_What is required:_
Filter the entries and keep only the lines where the string "data" appears.

::: Information supplied :::

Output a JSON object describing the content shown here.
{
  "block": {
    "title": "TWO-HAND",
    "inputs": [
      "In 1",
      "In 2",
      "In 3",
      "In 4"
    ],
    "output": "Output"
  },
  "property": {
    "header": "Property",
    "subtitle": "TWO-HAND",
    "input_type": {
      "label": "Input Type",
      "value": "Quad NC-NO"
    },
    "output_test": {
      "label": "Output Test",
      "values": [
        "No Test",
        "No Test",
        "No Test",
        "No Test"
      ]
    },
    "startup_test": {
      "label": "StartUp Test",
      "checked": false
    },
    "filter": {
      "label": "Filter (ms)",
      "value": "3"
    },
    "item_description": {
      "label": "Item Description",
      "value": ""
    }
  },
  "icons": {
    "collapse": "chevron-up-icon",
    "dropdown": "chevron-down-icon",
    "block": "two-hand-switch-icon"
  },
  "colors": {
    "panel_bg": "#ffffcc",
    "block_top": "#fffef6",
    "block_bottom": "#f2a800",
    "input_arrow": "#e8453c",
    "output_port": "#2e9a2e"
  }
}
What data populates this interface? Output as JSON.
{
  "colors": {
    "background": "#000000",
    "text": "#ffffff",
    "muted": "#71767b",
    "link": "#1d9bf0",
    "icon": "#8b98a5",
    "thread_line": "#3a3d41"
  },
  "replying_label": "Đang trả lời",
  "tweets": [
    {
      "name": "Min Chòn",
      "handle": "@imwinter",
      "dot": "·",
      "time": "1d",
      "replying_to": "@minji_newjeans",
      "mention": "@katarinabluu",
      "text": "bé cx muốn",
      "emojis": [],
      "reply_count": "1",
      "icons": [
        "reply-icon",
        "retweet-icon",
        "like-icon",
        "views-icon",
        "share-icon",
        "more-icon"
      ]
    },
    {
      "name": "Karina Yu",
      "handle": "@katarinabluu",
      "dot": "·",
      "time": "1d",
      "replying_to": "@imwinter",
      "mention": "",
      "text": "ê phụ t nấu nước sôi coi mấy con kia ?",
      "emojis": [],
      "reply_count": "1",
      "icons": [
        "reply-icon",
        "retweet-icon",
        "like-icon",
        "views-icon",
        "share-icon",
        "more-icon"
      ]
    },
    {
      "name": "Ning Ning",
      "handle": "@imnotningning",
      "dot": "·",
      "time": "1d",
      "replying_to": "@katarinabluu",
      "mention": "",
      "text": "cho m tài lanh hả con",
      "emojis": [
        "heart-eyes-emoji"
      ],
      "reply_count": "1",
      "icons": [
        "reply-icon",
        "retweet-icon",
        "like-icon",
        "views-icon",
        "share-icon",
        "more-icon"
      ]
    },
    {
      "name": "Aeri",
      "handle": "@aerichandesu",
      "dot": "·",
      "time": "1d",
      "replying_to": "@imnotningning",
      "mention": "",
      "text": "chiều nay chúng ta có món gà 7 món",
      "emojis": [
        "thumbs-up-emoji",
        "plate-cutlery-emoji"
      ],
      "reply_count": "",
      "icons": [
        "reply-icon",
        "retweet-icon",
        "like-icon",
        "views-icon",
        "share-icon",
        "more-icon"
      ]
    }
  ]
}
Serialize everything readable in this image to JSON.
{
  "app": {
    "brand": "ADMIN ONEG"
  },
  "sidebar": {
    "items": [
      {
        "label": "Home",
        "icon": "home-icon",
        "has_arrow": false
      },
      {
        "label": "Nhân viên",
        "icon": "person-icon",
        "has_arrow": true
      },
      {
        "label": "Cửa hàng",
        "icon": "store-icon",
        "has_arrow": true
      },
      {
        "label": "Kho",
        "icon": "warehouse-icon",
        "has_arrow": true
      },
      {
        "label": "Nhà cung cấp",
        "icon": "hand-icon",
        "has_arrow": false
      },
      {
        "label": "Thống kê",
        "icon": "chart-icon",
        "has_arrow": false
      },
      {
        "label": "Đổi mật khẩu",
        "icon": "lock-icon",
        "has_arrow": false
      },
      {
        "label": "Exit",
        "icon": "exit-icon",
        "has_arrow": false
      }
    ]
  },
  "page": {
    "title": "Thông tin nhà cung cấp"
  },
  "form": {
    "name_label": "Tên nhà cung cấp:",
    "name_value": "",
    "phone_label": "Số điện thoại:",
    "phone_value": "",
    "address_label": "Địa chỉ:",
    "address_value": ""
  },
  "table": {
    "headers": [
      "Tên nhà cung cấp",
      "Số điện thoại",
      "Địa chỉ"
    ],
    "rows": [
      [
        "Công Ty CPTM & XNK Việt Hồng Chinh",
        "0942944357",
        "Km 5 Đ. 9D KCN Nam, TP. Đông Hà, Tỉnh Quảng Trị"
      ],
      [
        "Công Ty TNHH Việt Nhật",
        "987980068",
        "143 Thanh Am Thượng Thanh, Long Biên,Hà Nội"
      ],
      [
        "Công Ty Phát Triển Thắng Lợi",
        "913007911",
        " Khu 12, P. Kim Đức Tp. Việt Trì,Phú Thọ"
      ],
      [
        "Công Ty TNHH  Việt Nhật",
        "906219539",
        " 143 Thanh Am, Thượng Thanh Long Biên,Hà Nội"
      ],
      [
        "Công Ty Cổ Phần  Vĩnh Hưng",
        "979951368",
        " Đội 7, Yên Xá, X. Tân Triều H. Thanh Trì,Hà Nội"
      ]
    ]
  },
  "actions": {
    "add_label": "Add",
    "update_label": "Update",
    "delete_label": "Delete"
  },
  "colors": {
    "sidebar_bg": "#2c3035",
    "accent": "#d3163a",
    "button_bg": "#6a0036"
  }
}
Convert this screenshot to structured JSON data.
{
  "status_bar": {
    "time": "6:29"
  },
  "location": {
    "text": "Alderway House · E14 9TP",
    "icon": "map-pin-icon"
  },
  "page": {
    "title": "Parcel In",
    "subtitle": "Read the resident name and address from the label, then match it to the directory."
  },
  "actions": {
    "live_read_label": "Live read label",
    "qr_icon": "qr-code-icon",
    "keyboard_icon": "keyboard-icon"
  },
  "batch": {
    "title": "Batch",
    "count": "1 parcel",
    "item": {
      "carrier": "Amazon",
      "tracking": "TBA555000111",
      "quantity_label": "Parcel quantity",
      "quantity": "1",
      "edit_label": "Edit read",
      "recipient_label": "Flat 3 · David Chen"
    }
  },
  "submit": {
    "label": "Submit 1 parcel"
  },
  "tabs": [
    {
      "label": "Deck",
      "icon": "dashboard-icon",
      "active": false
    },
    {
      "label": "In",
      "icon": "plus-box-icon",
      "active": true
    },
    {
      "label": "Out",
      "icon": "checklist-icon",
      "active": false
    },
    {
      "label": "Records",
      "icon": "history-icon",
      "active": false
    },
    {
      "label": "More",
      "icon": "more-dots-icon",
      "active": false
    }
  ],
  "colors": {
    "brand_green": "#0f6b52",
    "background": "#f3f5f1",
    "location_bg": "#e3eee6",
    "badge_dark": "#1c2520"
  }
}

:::

_Reply to the exercise:_
What data populates this interface? Output as JSON.
Convert this screenshot to structured JSON data.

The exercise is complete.